Perlmutter, Arnold

Image of Arnold Perlmutter from Wohl, Herman, Arnold Perlmutter, and A Shor. DasZiegele. Theodore Lohr, New York, New York, 1904. Notated Music. Retrieved from the Library of Congress, <https://www.loc.gov/item/ihas.200185795/>.
Perlmutter, Arnold
Birth Date:
December 24, 1859
Place of Birth:
Zlotshev, Galicia
Place of Death:
New York, New York

Arnold Perlmutter, best known for his collaborations with Herman Wohl, composed many of Yiddish music’s most popular songs and operas, blending folk tunes and cantorial hymns with opera, marches, and waltzes to create the modern yet familiar melodies of U.S. Yiddish theater. 
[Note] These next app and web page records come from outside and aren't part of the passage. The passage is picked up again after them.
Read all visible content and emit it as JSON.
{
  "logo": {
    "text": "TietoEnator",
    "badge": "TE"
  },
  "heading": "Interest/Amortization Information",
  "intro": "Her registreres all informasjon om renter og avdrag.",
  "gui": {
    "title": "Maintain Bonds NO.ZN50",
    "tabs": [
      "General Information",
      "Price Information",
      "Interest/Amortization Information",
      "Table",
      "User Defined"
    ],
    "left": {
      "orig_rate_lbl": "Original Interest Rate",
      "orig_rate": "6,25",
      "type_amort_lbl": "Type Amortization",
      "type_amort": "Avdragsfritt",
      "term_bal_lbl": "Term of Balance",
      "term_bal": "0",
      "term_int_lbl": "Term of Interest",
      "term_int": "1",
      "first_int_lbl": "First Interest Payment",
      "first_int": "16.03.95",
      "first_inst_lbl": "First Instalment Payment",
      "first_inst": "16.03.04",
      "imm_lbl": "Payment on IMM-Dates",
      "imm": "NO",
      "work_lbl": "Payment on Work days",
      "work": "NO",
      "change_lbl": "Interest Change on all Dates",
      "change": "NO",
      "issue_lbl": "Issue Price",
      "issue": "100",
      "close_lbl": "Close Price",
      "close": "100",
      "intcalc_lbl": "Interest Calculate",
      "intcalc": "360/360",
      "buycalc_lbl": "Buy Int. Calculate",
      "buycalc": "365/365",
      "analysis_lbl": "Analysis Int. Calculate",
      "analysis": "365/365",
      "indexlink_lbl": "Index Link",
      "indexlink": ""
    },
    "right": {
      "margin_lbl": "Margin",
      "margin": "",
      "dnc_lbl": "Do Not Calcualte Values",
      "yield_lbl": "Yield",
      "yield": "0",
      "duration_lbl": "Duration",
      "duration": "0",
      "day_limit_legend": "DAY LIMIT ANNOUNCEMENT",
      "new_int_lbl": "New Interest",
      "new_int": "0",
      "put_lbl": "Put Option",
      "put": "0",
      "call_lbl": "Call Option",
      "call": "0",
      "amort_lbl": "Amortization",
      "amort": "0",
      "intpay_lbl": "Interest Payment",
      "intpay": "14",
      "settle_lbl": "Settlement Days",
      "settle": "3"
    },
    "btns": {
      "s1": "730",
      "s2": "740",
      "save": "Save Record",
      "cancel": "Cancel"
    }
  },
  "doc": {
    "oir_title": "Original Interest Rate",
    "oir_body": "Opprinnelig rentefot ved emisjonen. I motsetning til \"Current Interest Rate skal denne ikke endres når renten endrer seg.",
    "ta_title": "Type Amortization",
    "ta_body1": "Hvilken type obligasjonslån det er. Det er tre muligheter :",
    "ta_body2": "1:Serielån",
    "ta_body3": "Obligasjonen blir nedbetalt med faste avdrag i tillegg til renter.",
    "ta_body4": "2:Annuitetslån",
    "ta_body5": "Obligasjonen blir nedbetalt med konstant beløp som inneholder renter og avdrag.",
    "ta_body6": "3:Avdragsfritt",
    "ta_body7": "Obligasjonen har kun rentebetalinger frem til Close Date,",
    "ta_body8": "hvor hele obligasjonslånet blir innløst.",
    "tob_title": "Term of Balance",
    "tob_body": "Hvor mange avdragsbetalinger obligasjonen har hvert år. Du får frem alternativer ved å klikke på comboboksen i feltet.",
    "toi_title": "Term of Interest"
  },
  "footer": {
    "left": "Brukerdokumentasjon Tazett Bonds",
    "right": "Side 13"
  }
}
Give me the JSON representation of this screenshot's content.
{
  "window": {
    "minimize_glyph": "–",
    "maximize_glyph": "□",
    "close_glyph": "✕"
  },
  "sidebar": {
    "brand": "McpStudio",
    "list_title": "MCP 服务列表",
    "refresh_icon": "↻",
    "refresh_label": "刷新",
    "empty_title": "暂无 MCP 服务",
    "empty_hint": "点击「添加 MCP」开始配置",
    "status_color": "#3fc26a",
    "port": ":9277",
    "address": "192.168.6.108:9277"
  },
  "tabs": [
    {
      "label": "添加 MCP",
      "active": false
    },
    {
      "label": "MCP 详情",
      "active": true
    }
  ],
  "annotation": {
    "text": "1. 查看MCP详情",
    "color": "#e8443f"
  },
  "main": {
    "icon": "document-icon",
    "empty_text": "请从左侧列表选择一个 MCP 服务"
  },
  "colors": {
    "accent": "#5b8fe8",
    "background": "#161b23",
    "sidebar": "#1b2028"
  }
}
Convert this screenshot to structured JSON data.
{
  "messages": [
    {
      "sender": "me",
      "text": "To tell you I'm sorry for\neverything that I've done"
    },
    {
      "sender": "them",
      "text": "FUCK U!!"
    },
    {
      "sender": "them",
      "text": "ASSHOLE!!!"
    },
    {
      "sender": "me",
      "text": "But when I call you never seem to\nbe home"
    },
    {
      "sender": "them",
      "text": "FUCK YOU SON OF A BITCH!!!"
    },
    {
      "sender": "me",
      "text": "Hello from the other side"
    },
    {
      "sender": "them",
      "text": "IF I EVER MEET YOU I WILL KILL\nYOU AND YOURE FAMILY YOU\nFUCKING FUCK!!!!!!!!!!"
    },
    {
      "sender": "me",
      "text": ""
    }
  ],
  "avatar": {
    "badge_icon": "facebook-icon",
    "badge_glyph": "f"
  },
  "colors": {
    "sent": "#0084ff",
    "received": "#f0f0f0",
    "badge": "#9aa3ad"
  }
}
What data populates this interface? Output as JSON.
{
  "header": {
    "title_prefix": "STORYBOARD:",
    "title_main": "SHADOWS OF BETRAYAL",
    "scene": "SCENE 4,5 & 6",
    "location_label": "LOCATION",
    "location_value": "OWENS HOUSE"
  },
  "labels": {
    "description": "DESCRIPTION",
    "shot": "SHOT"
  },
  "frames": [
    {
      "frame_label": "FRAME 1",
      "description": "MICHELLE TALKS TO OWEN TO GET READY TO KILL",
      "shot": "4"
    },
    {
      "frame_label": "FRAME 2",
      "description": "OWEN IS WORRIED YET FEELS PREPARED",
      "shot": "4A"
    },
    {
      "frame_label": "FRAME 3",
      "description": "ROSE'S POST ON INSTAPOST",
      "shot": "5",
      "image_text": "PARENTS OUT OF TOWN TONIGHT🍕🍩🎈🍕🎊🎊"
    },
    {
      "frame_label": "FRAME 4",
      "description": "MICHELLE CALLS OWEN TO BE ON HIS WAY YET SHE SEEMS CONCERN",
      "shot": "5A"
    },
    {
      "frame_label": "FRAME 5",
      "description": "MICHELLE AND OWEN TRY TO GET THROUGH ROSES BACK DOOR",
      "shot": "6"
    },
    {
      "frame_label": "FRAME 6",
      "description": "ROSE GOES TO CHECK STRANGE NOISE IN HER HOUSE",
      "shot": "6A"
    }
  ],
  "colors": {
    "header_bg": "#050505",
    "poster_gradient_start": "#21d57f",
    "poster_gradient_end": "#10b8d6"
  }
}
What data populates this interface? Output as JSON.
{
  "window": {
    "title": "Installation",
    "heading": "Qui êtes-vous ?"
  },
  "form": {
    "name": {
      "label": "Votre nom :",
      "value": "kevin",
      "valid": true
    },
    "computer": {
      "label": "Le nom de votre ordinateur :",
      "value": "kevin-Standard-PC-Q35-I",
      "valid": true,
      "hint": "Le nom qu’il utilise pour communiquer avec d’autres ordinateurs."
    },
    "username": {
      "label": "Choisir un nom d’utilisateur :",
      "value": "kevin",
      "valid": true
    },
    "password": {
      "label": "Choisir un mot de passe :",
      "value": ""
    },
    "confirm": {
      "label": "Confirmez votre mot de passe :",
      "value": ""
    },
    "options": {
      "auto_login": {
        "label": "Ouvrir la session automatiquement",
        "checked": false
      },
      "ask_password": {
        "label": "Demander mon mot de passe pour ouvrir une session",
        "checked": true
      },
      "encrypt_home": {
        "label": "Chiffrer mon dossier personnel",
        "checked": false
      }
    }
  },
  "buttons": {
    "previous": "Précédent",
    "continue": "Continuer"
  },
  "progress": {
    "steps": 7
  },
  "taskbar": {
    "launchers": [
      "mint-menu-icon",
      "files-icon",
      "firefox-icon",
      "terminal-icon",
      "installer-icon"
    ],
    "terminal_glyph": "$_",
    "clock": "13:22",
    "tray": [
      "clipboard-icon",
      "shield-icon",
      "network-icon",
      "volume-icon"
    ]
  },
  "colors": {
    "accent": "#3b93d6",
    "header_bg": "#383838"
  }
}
Perlmutter was born in Zlotshev, Eastern Galicia (now Ukraine), and began his formal musical education as a child in the choir of cantor Boruch Schorr in Lemberg. He spent his late teens and twenties performing in various bands and orchestras before joining Yankev Ber Gimpel’s troupe in 1889 as conductor. Abraham Goldfaden hired him two years later in 1891, using his talents to adapt traditional Yiddish music to Goldfaden’s theatrical projects. Their method for collecting source material was simple: as singers auditioned for roles, Goldfaden asked them to perform a favorite or familiar song while Perlmutter furiously transcribed the music. Perlmutter then took these melodies, shaping and combining them with new material to create the full score. 

By 1893 he was working alongside Kalman Juvelier in Professor Moshe Horowitz’s troupe, touring Galicia and Romania before ultimately immigrating to the U.S. in 1900. It was at Horowitz’s Windsor Theater on Bowery Street that he met Wohl, with whom he would collaborate for nearly 20 years. After Horowitz’s theater folded in 1905, Perlmutter and Wohl moved to Boris Thomashefsky’s People’s Theater, where they remained until 1915. Together, they composed some of the most popular Yiddish operettas of the era, including Ben Hador (1901), Yetzias Mitzrayim (1903), A mensh zol men zayn (1908), and Dos Pintele Yid (1909).

By 1919 Perlmutter and Wohl had gone their separate ways, with Perlmutter eventually settling in Max Gabel’s theater before moving to Maurice Schwartz’s Yiddish Art Theater. He continued composing regularly throughout the 1920s at the Lenox and Lyric theaters, writing songs for Isidore Lillian and others. He retired in 1930.

 

Image of Arnold Perlmutter from Wohl, Herman, Arnold Perlmutter, and A Shor. DasZiegele. Theodore Lohr, New York, New York, 1904. Notated Music. Retrieved from the Library of Congress, <https://www.loc.gov/item/ihas.200185795/>.